▸ **INSTRUCTIONS TO FOLLOW**
If a line of the records contains the word "notifications", list it.

▸ **DATA PROVIDED**
:::

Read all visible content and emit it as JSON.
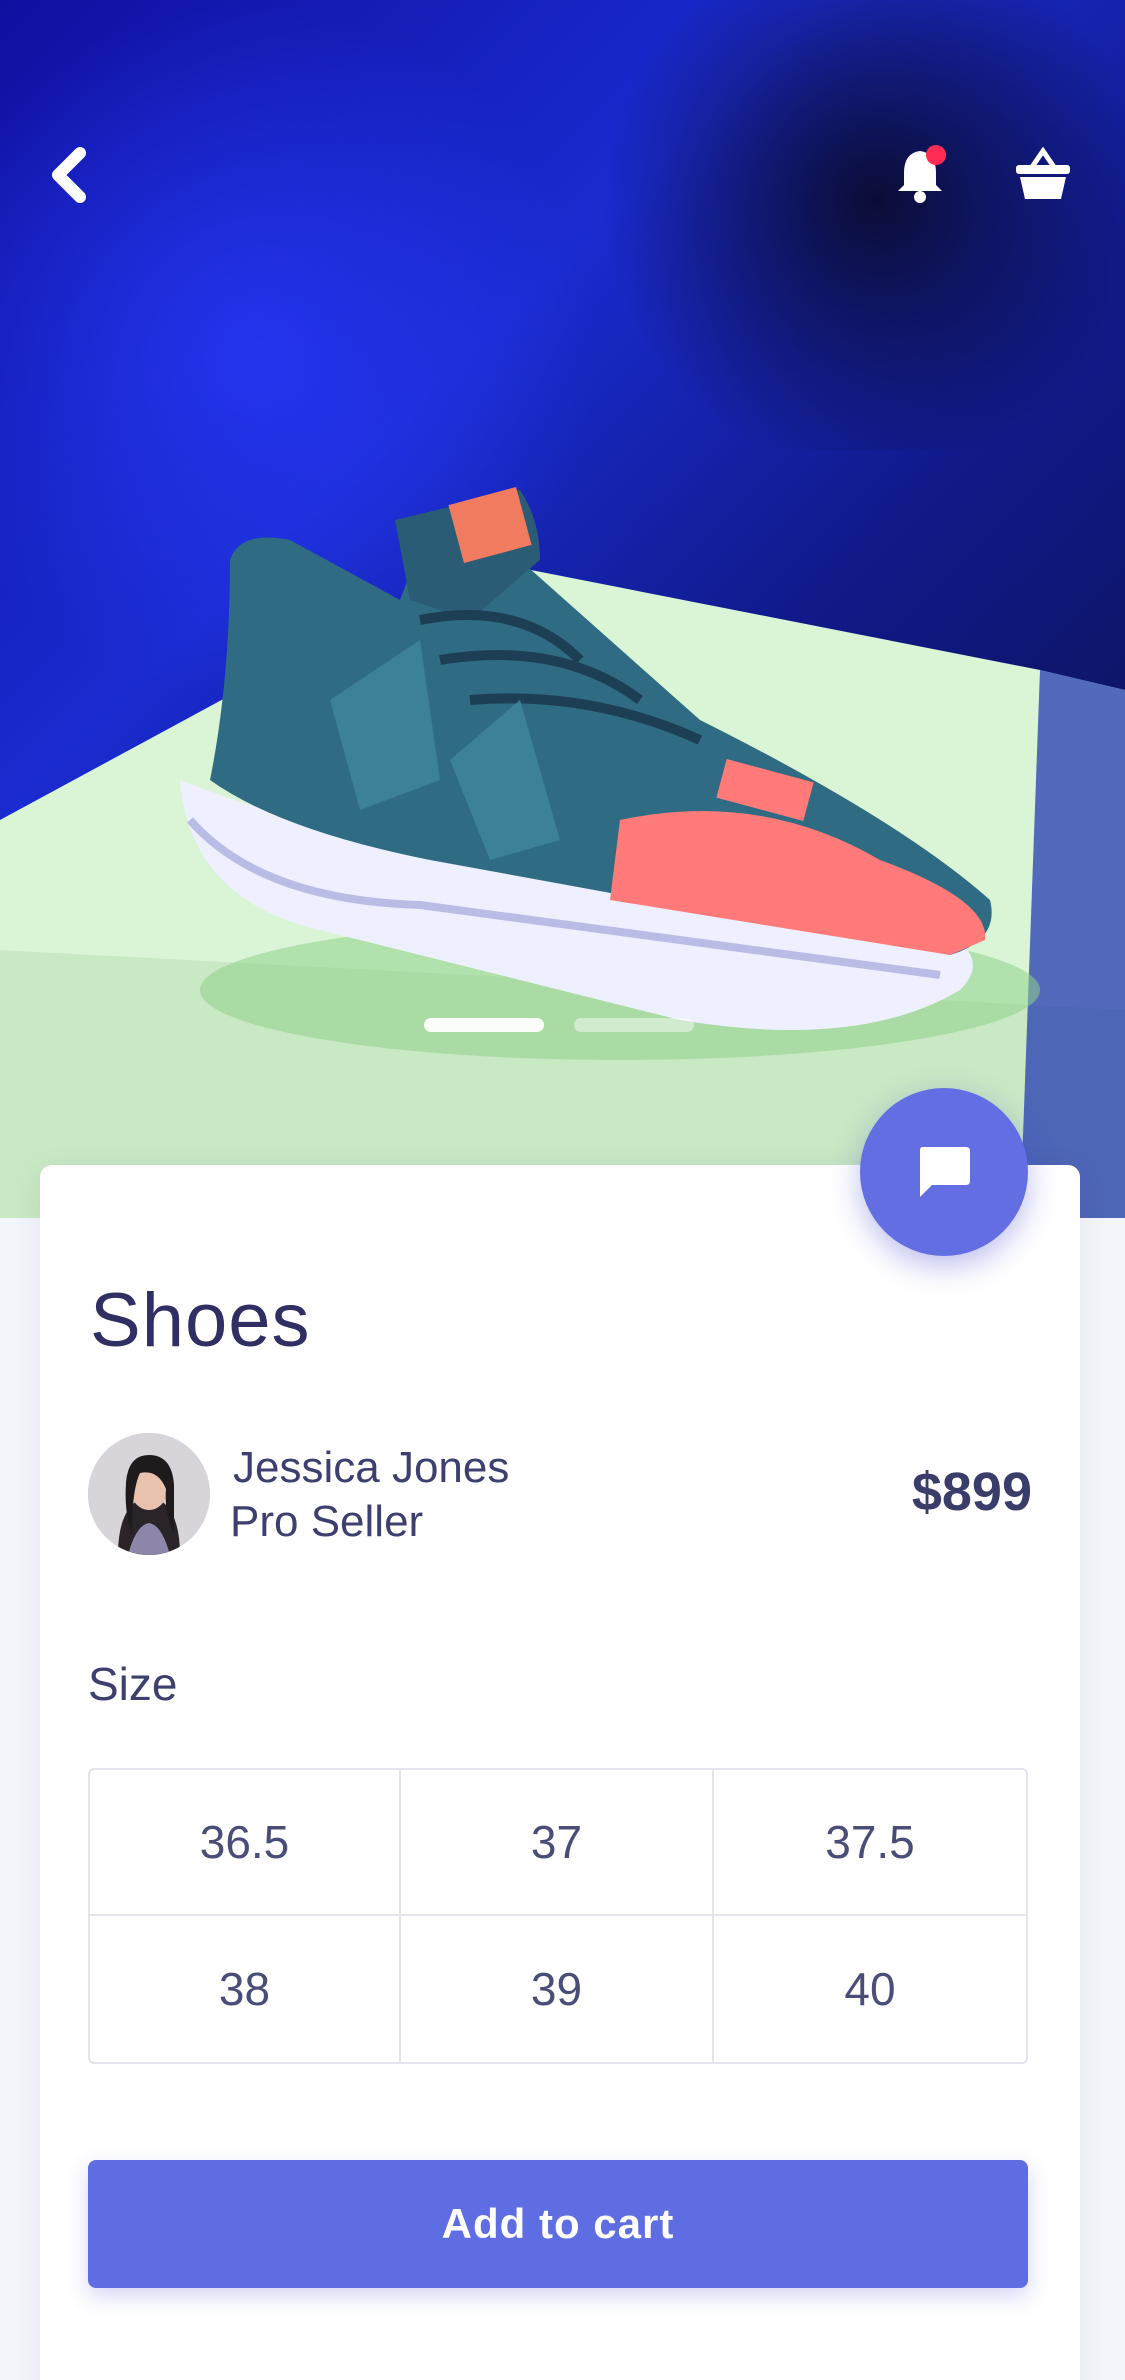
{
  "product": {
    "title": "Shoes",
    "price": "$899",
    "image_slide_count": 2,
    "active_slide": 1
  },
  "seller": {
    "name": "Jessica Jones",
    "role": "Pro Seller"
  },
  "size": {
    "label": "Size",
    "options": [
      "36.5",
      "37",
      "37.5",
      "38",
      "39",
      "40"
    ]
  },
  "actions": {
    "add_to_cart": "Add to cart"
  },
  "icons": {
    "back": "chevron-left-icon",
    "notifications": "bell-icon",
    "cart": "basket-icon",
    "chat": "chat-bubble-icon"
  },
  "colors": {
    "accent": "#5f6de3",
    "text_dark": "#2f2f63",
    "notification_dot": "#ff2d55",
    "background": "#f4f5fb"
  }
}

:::

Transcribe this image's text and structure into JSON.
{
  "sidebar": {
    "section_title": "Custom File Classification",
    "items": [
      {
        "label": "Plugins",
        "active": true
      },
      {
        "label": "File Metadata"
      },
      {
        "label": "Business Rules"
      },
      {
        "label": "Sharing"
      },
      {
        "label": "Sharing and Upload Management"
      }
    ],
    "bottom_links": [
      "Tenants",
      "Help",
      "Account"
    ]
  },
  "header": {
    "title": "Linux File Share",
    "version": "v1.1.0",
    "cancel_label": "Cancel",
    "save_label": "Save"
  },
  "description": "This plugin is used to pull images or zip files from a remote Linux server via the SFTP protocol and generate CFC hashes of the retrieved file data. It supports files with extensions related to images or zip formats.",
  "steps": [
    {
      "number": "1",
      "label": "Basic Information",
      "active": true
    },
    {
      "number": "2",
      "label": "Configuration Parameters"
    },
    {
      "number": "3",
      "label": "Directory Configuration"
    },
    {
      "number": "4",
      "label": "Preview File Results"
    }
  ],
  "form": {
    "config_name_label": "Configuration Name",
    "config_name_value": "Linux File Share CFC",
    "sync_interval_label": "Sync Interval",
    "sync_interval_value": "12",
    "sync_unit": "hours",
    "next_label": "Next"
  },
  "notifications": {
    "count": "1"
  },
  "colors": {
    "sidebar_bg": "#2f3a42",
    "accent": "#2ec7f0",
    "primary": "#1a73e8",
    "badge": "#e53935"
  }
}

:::

▸ **RESULT BELOW**
    "notifications": "bell-icon",
  "notifications": {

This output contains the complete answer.